This paper analyses current active transport usage in a car-dependent metropolis using household travel survey data. A major conclusion emerges: most people and households did not undertake any reportable active transport usage, despite increasing policy support, education and promotion encouraging uptake. Less than a quarter of the population recorded travel on foot and just over 2% by bicycle, although there are differences by gender and age. There are important implications for policy development and urban design interventions aimed at encouraging greater use of the active modes.
The aim of this project is to develop and trial a prototype low-carbon precinct co-benefits calculator for use by urban planners and designers. The calculator will estimate co-benefits associated with a range of alternative precinct designs and transport/land use configurations across health, productivity, and pollution associated with greenhouse gases and particulate emissions.
This article shines a spotlight on healthy planning for rural and regional communities, and dispels a few commonly held myths about the reality of the health and wellbeing challenges for those beyond the city.
More and more of us living in denser cities where apartments and high-rise developments are increasingly common. This creates specific health concerns for residents of these areas, and for lower-income households in particular.
The CRC Low Carbon Living Launch included a Workshop for CRC LCL Participants with the aim to update participants on the CRC, its plans to date and to obtain their input into what they want to be included in the CRC LCL Research projects.
Program 3: Engaged Communities presented "Pathways to built environment emissions reductions".
Project RP2015 was a scoping study designed to inform the CRCLCL on the research and development needs to maximise potential health and productivity co-benefits of low carbon planning and design for precincts.
Describes current planning and policy interventions in place in Australia to encourage low carbon active transport forms such as walking, cycling and using public transport. Executive Summary
Project RP2015 was a scoping study designed to inform the CRC on the needs for R&D on the potential health and productivity co - benefits of low carbon planning and design for precincts. This Part I report provides a review of international research on co - benefits, examining and discussing current Australian policies in this area. The report meets the Cooperative Research Centre for Low Carbon Living’s (CRC LCL) milestones R2.4.1 ‘Audit of current Australian policies (national, state, metropolitan and regional urban planning and health policies)’ and U2.4.1 ‘ Policies (nationa l, state and local) where the co - benefits calculator can be used identified ’, and provides directions for the CRC’s research on co - benefits. Co - benefits are defined to be ancillary benefits – such as community health and productivity gains – that result fr om intentional decisions to address low carbon living through energy demand and greenhouse gas emission reductions, with a focus on low carbon precincts.

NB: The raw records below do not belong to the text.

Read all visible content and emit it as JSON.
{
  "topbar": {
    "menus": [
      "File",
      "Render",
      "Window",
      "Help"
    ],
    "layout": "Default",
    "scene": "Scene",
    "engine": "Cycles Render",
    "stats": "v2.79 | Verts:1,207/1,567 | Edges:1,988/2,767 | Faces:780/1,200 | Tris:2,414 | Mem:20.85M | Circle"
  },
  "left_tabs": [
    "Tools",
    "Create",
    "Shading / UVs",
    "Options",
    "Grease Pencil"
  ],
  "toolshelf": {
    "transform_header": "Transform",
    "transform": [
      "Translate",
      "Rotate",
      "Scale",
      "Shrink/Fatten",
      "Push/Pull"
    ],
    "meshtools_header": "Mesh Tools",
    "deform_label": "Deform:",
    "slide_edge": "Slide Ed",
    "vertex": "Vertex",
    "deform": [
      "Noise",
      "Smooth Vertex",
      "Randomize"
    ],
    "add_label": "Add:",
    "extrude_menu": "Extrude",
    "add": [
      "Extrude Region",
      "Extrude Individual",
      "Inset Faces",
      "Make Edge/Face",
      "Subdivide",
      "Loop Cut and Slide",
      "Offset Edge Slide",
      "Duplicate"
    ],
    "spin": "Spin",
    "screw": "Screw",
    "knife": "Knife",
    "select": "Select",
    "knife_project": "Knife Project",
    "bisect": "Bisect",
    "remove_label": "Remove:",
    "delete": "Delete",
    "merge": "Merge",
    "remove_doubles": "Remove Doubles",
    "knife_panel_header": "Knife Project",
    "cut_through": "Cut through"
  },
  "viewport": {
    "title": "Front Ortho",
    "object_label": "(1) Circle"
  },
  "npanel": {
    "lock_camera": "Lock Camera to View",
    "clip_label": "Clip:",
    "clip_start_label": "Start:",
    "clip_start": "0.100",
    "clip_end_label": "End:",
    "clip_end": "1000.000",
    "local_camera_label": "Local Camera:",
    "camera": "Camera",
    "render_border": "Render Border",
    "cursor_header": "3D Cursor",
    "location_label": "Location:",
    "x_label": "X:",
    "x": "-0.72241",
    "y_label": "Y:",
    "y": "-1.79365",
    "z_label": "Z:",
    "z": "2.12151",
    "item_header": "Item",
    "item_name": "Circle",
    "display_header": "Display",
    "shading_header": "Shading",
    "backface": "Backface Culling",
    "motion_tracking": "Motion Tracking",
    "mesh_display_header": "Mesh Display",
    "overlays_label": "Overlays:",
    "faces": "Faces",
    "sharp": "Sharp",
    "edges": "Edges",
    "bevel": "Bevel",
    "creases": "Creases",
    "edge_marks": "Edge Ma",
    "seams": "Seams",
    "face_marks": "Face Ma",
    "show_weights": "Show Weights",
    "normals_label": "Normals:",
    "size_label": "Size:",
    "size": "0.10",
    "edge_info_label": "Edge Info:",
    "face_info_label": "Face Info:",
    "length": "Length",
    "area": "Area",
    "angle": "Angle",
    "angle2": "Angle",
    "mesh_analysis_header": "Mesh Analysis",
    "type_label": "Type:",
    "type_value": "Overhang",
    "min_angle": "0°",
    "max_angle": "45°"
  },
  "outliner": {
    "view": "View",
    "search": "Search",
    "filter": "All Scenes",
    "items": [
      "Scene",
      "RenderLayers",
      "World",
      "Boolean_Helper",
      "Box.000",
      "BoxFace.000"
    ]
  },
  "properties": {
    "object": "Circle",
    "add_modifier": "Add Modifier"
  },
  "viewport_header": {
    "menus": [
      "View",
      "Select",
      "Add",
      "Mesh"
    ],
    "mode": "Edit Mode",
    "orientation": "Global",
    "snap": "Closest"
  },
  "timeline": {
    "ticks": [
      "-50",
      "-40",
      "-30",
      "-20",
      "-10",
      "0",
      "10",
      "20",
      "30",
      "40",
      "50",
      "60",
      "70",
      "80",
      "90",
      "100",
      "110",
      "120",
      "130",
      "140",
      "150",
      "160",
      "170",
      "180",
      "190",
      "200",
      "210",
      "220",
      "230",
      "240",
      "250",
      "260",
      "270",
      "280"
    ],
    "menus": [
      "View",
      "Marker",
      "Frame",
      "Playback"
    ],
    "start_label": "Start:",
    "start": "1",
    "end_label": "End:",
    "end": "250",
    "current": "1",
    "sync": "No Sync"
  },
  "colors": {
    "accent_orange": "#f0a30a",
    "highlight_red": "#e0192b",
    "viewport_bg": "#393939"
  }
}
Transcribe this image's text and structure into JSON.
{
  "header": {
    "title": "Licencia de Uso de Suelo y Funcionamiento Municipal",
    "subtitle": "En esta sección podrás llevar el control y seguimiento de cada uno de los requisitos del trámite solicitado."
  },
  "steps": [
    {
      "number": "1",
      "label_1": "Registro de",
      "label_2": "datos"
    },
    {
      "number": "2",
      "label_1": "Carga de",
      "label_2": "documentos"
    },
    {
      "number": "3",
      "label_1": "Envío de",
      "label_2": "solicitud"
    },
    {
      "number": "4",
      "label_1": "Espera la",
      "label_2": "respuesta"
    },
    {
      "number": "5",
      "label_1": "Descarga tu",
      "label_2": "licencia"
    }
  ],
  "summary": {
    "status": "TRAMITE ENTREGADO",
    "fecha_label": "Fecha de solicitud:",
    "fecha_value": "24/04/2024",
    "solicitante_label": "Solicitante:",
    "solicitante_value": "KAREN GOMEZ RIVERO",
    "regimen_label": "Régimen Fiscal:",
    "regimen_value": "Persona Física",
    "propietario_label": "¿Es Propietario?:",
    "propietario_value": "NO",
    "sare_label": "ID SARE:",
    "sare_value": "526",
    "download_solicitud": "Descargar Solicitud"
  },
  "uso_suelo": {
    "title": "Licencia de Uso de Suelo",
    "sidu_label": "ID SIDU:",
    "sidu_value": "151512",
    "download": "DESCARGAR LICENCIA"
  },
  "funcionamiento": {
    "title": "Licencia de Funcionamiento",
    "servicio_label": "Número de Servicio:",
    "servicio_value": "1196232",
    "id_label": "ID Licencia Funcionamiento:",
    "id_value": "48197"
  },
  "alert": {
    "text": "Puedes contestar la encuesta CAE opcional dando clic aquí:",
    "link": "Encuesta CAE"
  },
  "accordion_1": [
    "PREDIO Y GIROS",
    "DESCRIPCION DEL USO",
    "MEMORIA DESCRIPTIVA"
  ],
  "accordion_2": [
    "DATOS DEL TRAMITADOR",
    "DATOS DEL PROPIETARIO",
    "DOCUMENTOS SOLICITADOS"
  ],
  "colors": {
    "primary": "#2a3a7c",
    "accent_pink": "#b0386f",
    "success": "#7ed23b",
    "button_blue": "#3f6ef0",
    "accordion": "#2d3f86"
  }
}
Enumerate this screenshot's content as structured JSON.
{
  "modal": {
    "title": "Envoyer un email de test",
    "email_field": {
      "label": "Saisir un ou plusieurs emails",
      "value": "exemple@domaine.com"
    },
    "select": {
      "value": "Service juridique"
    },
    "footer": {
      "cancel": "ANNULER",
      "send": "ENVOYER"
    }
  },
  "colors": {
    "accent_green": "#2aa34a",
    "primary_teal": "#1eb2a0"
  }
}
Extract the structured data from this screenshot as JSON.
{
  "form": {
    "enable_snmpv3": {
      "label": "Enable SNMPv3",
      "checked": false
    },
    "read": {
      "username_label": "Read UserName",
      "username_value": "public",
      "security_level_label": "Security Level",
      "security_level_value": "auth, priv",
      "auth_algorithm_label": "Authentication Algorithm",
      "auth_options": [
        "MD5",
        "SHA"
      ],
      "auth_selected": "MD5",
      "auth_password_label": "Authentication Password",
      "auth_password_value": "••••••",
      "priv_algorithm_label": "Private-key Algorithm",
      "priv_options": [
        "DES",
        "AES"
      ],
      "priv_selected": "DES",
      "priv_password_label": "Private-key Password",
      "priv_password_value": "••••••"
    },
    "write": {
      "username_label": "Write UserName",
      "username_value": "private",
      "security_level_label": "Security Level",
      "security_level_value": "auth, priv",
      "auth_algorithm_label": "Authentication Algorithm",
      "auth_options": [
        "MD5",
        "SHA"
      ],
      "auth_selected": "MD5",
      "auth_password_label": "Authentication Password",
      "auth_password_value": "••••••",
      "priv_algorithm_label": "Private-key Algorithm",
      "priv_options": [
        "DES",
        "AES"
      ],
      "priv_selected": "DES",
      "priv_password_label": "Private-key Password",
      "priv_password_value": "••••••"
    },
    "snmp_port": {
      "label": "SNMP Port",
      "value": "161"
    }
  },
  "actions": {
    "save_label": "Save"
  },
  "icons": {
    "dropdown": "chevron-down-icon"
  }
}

The report describes current planning and policy interventions in place in Australia to encourage low carbon active transport forms such as walking, cycling and public transport. It describes the importance of research on co - benefits and the need for the CRC to support a major research initiative in this field. Such a project will identify and quantify co - benefits for public health and productivity from the planning and evaluation of low carbon urban precincts – the core activity of the CRC’s Low Carbon Precincts research program.
The review found clear and growing interest in co - benefits, but also indicate s that while there are some significant programs in the health sector, these interests are largely uncoordinated, especially from an urban planning perspective. In addition, there is a need for quantitative tools to allow the co - benefits to be included in the economic evaluation process of precinct assessment. The review found three relevant existing tools: the Health Economic Assessment Tool (HEAT) developed by the World Health Organization (WHO), the New Zealand Transport Agency (NZTA) transport project evaluation tool and the United Nations University (UNU) co - benefits evaluation framework. Contrary to some expectations at the start of the study, there are few, if any, ‘co - benefits calculators’ suitable for use by planners, government agencies and devel opers. None of the precinct assessment tools such as Local A rea Envisioning and Sustainability S coring System (LESS) and Sustainable Systems Integration Model (SSIM), Precinx and Mutopia (see Newton et al, 2013) include co - benefits calculations, although t here is a clear desire to include these in evaluations. Further, none of the existing tools (HEAT, UNU and NZTA) are explicitly designed for use in precinct assessment. While each of the existing tools has useful aspects for inclusion in co - benefits analys is for precinct assessment, none of them provide a stand - alone capability.
Describes baseline levels of active transport usage in Australian cities, and thus provides a platform from which future interventions in low carbon precinct planning and design can be assessed in terms of their capability to increase the levels of active transport.